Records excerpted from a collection
==============================

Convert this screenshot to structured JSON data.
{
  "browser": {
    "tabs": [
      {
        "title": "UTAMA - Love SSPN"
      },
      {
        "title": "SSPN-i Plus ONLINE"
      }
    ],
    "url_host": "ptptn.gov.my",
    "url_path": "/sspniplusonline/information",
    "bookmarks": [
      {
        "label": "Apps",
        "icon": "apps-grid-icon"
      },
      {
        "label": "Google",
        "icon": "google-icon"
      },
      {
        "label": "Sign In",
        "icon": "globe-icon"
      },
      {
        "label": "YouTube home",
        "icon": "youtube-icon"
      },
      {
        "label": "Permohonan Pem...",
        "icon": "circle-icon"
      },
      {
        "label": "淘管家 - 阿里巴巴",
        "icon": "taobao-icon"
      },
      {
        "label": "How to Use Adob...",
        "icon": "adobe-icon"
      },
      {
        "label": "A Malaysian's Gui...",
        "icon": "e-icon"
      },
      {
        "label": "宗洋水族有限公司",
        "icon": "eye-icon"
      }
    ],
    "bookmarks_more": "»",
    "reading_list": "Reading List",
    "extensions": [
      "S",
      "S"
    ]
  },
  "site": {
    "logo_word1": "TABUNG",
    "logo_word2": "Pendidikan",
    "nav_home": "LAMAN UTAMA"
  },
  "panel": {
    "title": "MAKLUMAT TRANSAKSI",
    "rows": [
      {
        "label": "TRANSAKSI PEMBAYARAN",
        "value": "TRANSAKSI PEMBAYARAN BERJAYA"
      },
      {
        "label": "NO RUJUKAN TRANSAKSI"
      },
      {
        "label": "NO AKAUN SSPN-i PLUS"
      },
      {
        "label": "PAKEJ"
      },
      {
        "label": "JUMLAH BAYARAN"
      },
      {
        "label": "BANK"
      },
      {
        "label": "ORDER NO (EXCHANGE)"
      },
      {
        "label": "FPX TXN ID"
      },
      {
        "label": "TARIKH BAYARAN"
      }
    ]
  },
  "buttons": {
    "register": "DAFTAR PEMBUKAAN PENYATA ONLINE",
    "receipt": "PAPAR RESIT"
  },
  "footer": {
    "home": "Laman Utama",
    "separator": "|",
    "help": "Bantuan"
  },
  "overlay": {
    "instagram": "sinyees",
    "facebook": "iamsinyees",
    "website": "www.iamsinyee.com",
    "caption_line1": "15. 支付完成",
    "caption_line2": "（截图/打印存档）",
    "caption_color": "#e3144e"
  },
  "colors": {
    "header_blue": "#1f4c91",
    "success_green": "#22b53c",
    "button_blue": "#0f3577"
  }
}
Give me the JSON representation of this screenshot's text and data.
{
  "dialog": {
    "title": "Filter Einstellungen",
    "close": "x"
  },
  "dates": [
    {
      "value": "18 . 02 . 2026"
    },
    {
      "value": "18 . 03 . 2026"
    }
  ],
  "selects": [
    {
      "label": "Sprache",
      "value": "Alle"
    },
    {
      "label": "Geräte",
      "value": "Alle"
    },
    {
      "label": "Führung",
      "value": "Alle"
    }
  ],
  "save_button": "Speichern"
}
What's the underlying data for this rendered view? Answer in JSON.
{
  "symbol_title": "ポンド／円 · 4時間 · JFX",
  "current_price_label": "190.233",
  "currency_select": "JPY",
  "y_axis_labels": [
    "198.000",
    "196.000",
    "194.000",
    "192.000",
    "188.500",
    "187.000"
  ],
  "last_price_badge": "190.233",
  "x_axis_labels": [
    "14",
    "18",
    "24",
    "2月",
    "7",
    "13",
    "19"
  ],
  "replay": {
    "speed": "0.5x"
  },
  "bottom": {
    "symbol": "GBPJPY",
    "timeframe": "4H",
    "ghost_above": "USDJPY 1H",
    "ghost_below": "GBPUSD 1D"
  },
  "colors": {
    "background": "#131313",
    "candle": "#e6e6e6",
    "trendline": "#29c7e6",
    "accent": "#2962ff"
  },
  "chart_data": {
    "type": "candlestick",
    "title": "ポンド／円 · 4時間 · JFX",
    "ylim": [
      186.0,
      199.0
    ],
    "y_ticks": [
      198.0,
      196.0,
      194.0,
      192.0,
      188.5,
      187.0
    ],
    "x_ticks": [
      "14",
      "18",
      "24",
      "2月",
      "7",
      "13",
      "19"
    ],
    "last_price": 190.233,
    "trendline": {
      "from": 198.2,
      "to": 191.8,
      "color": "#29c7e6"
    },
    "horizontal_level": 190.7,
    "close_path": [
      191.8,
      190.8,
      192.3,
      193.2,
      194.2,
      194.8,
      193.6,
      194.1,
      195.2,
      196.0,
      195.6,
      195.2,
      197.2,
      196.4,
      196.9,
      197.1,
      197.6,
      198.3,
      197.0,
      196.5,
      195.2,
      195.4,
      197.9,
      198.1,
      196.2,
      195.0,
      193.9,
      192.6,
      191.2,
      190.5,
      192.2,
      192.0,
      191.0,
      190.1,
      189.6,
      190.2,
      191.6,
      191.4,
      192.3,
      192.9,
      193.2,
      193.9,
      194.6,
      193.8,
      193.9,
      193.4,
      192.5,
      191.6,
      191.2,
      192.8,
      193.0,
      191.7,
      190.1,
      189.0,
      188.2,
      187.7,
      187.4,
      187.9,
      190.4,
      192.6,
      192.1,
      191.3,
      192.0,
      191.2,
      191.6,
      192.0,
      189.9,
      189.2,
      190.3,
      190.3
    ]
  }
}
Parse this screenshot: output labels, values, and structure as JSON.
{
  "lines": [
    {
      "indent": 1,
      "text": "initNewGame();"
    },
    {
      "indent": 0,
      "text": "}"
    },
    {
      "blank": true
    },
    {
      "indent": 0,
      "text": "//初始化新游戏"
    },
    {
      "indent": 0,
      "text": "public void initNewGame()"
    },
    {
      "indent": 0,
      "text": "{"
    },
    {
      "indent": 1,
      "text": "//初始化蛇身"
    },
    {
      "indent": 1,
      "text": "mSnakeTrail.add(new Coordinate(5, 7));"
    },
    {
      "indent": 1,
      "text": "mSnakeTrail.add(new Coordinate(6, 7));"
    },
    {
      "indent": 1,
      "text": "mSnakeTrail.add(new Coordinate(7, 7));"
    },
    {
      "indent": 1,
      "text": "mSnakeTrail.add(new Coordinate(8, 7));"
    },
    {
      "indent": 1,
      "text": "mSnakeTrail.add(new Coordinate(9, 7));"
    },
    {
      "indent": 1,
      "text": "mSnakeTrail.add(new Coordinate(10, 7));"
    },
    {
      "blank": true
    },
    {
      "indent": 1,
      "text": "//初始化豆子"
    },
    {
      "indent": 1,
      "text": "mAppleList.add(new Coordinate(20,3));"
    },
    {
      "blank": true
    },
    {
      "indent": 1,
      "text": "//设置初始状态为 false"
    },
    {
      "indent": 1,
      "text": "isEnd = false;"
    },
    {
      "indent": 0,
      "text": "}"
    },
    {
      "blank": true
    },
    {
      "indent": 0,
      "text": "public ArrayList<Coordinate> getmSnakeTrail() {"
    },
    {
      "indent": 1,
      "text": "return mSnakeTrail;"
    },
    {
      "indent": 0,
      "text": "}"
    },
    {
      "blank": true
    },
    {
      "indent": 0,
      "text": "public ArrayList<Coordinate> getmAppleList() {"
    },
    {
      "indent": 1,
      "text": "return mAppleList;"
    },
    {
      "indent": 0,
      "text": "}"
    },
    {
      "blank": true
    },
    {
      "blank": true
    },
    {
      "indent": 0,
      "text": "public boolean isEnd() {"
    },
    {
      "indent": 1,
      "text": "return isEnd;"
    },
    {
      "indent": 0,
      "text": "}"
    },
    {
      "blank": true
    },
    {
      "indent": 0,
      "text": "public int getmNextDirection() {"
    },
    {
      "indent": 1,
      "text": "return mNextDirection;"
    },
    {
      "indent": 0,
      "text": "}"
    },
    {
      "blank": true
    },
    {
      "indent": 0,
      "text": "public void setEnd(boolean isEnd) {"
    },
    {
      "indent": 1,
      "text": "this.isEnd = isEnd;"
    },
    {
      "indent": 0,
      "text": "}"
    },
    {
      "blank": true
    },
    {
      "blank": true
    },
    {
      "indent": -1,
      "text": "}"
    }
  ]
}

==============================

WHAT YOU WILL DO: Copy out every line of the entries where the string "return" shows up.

RESULT:
      "text": "return mSnakeTrail;"
      "text": "return mAppleList;"
      "text": "return isEnd;"
      "text": "return mNextDirection;"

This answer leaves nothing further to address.